Christmas 2003

a poinsettia

Katherine Phelps

I arise from my slumber and the sun is already out. My partner is deep in sleep beside me, and the cats are eager to know that I am awake. Preparing the cat food I look out the kitchen window and see that it's a glorious day. I remember Christmases wet with rain, and Christmases crisply cold with snow. These last years Christmas has become a celebration of sunlight, as I now live in the hemisphere where it's a summertime holiday.

I dress myself in a lacy white cotton top and a pair of tan chinos. Knowing it will be an hour or so before my partner wakes as well, I decide to take a walk in the nearby park. Outside I can hear someone playing a staccato rendition "Joy to the World" on their piano. I pass by a few houses before my feet begin to tread the paths made red with drying eucalyptus leaves. I take a deep breath and smell sap and leaves, pine and wattle, grass and jasmine.
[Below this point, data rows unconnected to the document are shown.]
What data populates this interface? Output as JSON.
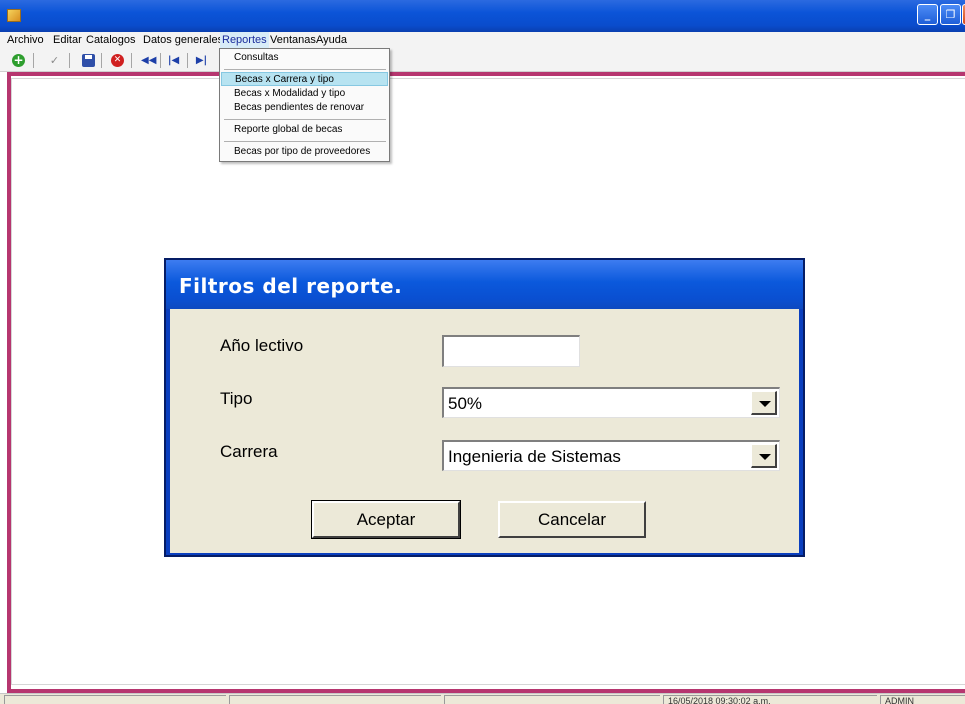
{
  "window": {
    "minimize_glyph": "_",
    "maximize_glyph": "❐",
    "close_glyph": "✕"
  },
  "menu": {
    "items": [
      "Archivo",
      "Editar",
      "Catalogos",
      "Datos generales",
      "Reportes",
      "Ventanas",
      "Ayuda"
    ],
    "active": "Reportes"
  },
  "toolbar": {
    "icons": [
      "add-icon",
      "check-icon",
      "save-icon",
      "cancel-icon",
      "rewind-icon",
      "first-icon",
      "last-icon"
    ],
    "colors": {
      "add": "#2e9e2e",
      "save": "#2f4fa8",
      "cancel": "#d02020",
      "nav": "#1d3fa8"
    }
  },
  "reportes_menu": {
    "items": [
      "Consultas",
      "Becas x Carrera y tipo",
      "Becas x Modalidad y tipo",
      "Becas pendientes de renovar",
      "Reporte global de becas",
      "Becas por tipo de proveedores"
    ],
    "highlighted": "Becas x Carrera y tipo"
  },
  "dialog": {
    "title": "Filtros del reporte.",
    "ano_label": "Año lectivo",
    "ano_value": "",
    "tipo_label": "Tipo",
    "tipo_value": "50%",
    "carrera_label": "Carrera",
    "carrera_value": "Ingenieria de Sistemas",
    "accept_label": "Aceptar",
    "cancel_label": "Cancelar"
  },
  "status": {
    "datetime": "16/05/2018 09:30:02 a.m.",
    "user": "ADMIN"
  },
  "colors": {
    "mdi_border": "#b6366f",
    "title_blue": "#0b54d8",
    "dialog_body": "#ece9d8",
    "menu_highlight": "#b7e3f1"
  }
}
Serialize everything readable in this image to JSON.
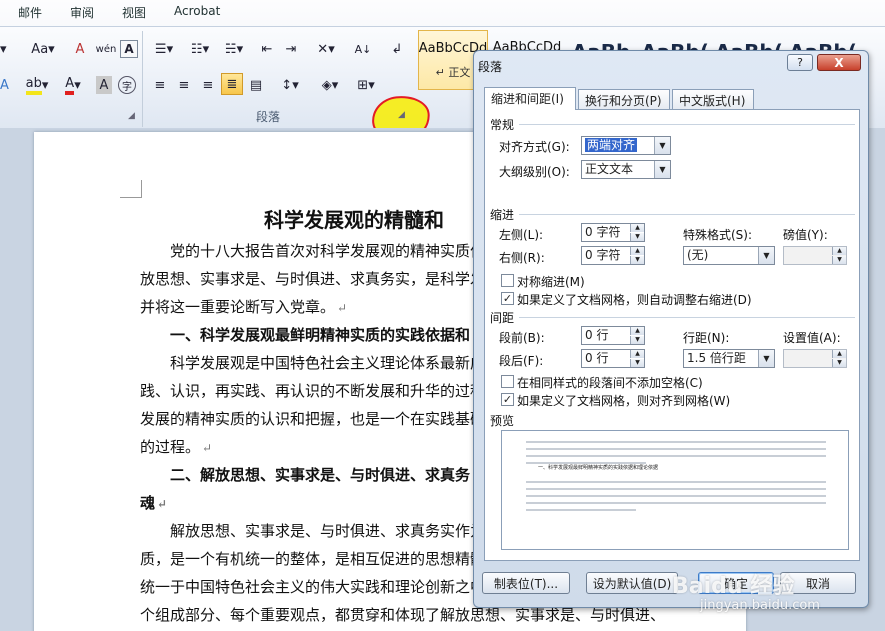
{
  "ribbon": {
    "tabs": [
      "邮件",
      "审阅",
      "视图",
      "Acrobat"
    ],
    "paragraph_group_label": "段落",
    "buttons": {
      "font_case": "Aa",
      "clear_format": "A",
      "phonetic": "wén",
      "char_border": "A",
      "sort": "A↓",
      "char_shading": "A",
      "enclose_char": "字"
    }
  },
  "styles_gallery": {
    "items": [
      {
        "sample": "AaBbCcDd",
        "name": "↵ 正文"
      },
      {
        "sample": "AaBbCcDd",
        "name": ""
      },
      {
        "sample": "AaBb",
        "name": ""
      },
      {
        "sample": "AaBb(",
        "name": ""
      },
      {
        "sample": "AaBb(",
        "name": ""
      },
      {
        "sample": "AaBb(",
        "name": ""
      }
    ]
  },
  "document": {
    "title": "科学发展观的精髓和",
    "paragraph_mark": "↵",
    "lines": [
      {
        "text": "党的十八大报告首次对科学发展观的精神实质作",
        "mark": false,
        "bold": false
      },
      {
        "text": "放思想、实事求是、与时俱进、求真务实，是科学发",
        "mark": false,
        "bold": false
      },
      {
        "text": "并将这一重要论断写入党章。",
        "mark": true,
        "bold": false
      },
      {
        "text": "一、科学发展观最鲜明精神实质的实践依据和",
        "mark": false,
        "bold": true
      },
      {
        "text": "科学发展观是中国特色社会主义理论体系最新成",
        "mark": false,
        "bold": false
      },
      {
        "text": "践、认识，再实践、再认识的不断发展和升华的过程",
        "mark": false,
        "bold": false
      },
      {
        "text": "发展的精神实质的认识和把握，也是一个在实践基础",
        "mark": false,
        "bold": false
      },
      {
        "text": "的过程。",
        "mark": true,
        "bold": false
      },
      {
        "text": "二、解放思想、实事求是、与时俱进、求真务",
        "mark": false,
        "bold": true
      },
      {
        "text": "魂",
        "mark": true,
        "bold": true
      },
      {
        "text": "解放思想、实事求是、与时俱进、求真务实作为",
        "mark": false,
        "bold": false
      },
      {
        "text": "质，是一个有机统一的整体，是相互促进的思想精髓",
        "mark": false,
        "bold": false
      },
      {
        "text": "统一于中国特色社会主义的伟大实践和理论创新之中",
        "mark": false,
        "bold": false
      },
      {
        "text": "个组成部分、每个重要观点，都贯穿和体现了解放思想、实事求是、与时俱进、",
        "mark": false,
        "bold": false
      }
    ]
  },
  "dialog": {
    "title": "段落",
    "help_label": "?",
    "close_label": "X",
    "tabs": [
      "缩进和间距(I)",
      "换行和分页(P)",
      "中文版式(H)"
    ],
    "general": {
      "section_label": "常规",
      "alignment_label": "对齐方式(G):",
      "alignment_value": "两端对齐",
      "outline_label": "大纲级别(O):",
      "outline_value": "正文文本"
    },
    "indent": {
      "section_label": "缩进",
      "left_label": "左侧(L):",
      "left_value": "0 字符",
      "right_label": "右侧(R):",
      "right_value": "0 字符",
      "special_label": "特殊格式(S):",
      "special_value": "(无)",
      "measure_label": "磅值(Y):",
      "measure_value": "",
      "mirror_label": "对称缩进(M)",
      "mirror_checked": false,
      "auto_adjust_label": "如果定义了文档网格，则自动调整右缩进(D)",
      "auto_adjust_checked": true
    },
    "spacing": {
      "section_label": "间距",
      "before_label": "段前(B):",
      "before_value": "0 行",
      "after_label": "段后(F):",
      "after_value": "0 行",
      "line_label": "行距(N):",
      "line_value": "1.5 倍行距",
      "at_label": "设置值(A):",
      "at_value": "",
      "no_space_label": "在相同样式的段落间不添加空格(C)",
      "no_space_checked": false,
      "snap_grid_label": "如果定义了文档网格，则对齐到网格(W)",
      "snap_grid_checked": true
    },
    "preview": {
      "section_label": "预览",
      "sample_text": "一、科学发展观最鲜明精神实质的实践依据和理论依据"
    },
    "buttons": {
      "tabs": "制表位(T)...",
      "set_default": "设为默认值(D)",
      "ok": "确定",
      "cancel": "取消"
    }
  },
  "watermark": {
    "brand": "Baidu 经验",
    "url": "jingyan.baidu.com"
  }
}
I wander, clearing my mind of the clutter from previous days. A thought, a memory of some annoyance bubbles to my attention, then slips away as my attention is drawn to the bright red, blue, green, and yellow of a lorikeet flashing from tree to tree. The bird gossips to its friends about the sole human wandering beneath their homes. In the distance I can see a few children wandering onto the sports clearing and set up a game of cricket. I am not going that way. Rather my feet wend their way to a partially hidden marsh. A wooden bench grey with age sits beneath the shade of a lemon eucalypt.

I sit down on the bench and wait in anticipation. I must be quiet. I must be still. My gentle presence is soon rewarded with the "tok, tok" of little frogs singing to one another. I carefully join the song, clicking my tongue. No hymn could make me feel any more special than this. Pairs of white butterflies dance around each other. At one point two pairs join together and seem to form a pattern that could be the manifestation of an angel. I watch as the pattern becomes more intricate, more beautiful, until the little creatures can no longer hold this new beingness and fly apart.

One kookaburra whizzes by, then another. They may even be the couple that made raucous love in my backyard earlier this year. If only all lovemaking could be filled with such bright laughter. They seem to be feeding some chicks. They are carnivores, and I hope they are carrying fat, delicious, wiggly worms, and none of my frogs. I have only seen my frogs once or twice, and they are of a royal breed: green with flecks of gold as shiny as on any crown. I suppose feeding baby kookaburras would be an honourable death.

Eventually, I get up and head back home. I wake my partner with a kiss and we open our presents. We laugh hard as we watch the cats run around the living room with wrapping paper on their heads. I sense a presence of peace within my heart, and all the cells of my body seem to be made of sunshine. I don't care that today is Christmas. It could be any day of the year and it would still feel as sweet. I savour the moment, holding it close. I will remember, and I will create more such moments for myself and others. Love comes from so many places, including the little frogs in the marsh.